> Your goal:
For every line below that includes the word "Lorong", add one; report the final number and nothing else.

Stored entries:

++++++

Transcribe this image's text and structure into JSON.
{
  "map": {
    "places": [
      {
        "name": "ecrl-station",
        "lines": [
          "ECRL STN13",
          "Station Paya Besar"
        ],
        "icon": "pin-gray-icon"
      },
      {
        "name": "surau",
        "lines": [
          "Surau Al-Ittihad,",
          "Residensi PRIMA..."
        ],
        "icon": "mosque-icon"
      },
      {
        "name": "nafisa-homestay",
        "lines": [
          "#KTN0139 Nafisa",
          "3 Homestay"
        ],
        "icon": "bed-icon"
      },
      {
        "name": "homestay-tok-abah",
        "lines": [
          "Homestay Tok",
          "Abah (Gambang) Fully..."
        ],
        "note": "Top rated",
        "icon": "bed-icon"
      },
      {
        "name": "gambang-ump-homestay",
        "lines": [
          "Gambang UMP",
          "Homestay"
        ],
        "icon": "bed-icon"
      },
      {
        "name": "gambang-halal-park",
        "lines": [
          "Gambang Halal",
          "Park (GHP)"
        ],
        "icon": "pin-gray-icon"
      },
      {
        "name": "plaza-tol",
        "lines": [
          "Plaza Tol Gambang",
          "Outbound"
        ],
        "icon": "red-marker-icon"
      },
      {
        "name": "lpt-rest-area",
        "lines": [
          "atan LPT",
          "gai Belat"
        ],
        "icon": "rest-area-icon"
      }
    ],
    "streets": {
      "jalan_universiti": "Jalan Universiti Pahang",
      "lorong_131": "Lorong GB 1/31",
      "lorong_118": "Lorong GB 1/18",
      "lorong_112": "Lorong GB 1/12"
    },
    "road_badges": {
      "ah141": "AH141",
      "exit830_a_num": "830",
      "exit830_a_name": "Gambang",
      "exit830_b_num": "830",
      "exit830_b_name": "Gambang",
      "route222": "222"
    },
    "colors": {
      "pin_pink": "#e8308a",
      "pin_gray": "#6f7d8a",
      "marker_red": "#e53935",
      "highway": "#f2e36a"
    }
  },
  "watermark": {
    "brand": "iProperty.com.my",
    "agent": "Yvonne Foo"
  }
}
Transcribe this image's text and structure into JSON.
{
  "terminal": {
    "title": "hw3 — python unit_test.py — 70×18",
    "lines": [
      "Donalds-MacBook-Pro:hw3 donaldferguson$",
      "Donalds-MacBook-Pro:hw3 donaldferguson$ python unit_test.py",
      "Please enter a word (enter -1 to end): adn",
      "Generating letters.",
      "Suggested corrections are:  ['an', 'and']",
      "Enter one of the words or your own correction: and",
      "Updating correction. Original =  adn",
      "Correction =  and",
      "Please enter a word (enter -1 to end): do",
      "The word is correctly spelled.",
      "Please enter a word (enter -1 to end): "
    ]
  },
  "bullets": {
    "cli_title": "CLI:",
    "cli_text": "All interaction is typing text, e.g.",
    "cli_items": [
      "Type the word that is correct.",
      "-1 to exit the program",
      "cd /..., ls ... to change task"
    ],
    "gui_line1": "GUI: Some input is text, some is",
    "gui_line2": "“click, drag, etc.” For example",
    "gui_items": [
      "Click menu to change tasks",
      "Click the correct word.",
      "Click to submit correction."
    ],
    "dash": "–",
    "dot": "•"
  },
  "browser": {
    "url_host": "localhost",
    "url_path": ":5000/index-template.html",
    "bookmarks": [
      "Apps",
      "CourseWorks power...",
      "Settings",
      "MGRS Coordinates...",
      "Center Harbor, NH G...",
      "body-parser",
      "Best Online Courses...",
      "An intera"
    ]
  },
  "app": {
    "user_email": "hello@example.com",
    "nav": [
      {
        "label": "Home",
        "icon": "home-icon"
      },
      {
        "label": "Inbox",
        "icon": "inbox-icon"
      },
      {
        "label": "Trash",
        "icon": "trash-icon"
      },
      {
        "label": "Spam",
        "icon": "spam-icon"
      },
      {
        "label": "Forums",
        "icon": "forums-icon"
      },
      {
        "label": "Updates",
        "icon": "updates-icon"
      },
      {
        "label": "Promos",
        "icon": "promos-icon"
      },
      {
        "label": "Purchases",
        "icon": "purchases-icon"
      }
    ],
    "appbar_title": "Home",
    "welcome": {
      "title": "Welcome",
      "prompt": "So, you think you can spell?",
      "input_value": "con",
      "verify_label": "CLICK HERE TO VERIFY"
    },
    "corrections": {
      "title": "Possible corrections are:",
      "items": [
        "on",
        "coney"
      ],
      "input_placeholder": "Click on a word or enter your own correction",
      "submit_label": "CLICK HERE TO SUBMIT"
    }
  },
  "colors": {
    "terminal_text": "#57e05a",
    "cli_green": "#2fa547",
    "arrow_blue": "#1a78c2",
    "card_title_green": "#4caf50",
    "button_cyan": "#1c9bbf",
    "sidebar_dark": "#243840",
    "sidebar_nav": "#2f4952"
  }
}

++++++

> Final answer:
3